START RECORDS SHOWN

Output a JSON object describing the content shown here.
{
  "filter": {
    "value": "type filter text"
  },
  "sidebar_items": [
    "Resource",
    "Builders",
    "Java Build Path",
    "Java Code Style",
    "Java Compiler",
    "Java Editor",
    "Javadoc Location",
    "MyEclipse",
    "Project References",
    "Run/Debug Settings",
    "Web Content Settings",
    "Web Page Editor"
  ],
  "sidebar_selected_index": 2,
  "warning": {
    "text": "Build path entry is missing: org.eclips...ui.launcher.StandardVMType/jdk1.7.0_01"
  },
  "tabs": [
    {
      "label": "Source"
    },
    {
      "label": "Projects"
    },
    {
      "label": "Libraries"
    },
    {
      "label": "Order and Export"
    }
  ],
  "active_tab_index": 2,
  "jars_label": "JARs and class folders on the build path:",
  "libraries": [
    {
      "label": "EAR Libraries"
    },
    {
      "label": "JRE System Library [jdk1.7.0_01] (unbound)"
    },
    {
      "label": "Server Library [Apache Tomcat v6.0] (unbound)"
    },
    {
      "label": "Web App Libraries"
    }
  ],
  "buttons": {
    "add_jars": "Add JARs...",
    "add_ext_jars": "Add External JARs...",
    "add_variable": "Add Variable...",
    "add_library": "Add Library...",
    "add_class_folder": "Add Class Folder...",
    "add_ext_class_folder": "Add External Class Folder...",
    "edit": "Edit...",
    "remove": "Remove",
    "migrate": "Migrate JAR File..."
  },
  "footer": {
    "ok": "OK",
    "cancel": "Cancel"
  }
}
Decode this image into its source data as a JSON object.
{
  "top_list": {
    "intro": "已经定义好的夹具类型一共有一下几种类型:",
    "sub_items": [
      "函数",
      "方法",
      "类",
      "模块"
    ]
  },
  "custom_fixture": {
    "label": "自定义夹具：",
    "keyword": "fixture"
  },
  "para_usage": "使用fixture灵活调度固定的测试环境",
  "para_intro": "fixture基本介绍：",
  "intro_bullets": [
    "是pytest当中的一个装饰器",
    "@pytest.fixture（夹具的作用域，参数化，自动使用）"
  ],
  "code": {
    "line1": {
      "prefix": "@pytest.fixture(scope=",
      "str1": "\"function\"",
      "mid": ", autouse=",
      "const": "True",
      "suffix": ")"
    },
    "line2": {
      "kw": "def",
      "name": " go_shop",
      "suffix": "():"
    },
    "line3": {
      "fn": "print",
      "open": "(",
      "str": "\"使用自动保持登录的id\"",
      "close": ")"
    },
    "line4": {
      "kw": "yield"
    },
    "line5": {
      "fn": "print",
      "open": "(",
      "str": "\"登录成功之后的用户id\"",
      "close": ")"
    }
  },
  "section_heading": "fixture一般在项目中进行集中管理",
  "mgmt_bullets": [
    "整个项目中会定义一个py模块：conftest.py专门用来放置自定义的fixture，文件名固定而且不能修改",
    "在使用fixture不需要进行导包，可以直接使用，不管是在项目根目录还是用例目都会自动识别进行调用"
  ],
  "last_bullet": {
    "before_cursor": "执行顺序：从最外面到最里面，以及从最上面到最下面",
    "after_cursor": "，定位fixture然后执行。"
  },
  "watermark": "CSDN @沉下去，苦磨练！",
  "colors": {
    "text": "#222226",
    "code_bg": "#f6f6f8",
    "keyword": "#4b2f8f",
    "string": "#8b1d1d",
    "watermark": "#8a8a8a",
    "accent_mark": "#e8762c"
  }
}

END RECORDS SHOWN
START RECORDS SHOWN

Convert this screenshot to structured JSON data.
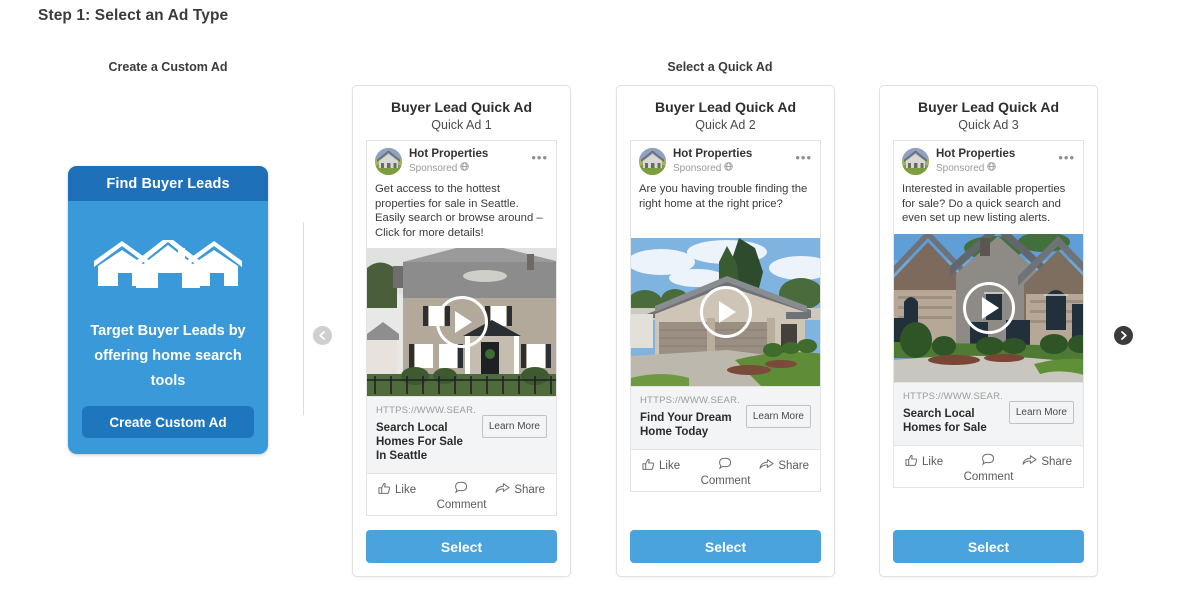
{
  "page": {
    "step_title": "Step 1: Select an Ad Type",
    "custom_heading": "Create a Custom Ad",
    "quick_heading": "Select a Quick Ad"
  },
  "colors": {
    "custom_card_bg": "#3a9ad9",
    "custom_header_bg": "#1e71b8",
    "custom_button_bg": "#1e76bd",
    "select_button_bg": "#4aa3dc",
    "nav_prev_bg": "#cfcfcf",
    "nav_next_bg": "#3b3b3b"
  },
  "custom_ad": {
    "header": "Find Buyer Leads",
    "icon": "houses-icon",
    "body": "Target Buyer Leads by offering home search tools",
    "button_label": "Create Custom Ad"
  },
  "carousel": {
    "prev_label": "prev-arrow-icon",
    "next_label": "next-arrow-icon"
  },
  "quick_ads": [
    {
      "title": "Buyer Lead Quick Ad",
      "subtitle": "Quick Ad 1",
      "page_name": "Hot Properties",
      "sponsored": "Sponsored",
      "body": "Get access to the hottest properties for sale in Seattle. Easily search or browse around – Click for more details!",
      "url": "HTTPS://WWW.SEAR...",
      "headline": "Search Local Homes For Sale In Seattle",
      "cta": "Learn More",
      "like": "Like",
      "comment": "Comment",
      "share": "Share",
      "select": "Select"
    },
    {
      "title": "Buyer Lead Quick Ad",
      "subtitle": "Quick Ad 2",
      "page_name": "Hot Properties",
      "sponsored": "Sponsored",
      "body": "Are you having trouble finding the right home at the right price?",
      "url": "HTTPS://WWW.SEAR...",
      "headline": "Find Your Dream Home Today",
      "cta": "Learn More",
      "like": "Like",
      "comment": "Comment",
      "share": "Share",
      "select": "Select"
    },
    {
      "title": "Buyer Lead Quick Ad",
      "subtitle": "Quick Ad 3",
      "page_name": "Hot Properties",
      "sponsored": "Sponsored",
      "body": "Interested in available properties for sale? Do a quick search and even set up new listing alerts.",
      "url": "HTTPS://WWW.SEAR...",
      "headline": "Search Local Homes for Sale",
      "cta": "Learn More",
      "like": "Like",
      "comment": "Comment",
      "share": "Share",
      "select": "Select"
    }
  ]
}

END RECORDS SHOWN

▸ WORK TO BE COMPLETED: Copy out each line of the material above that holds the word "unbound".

▸ TASK ANSWER:
      "label": "JRE System Library [jdk1.7.0_01] (unbound)"
      "label": "Server Library [Apache Tomcat v6.0] (unbound)"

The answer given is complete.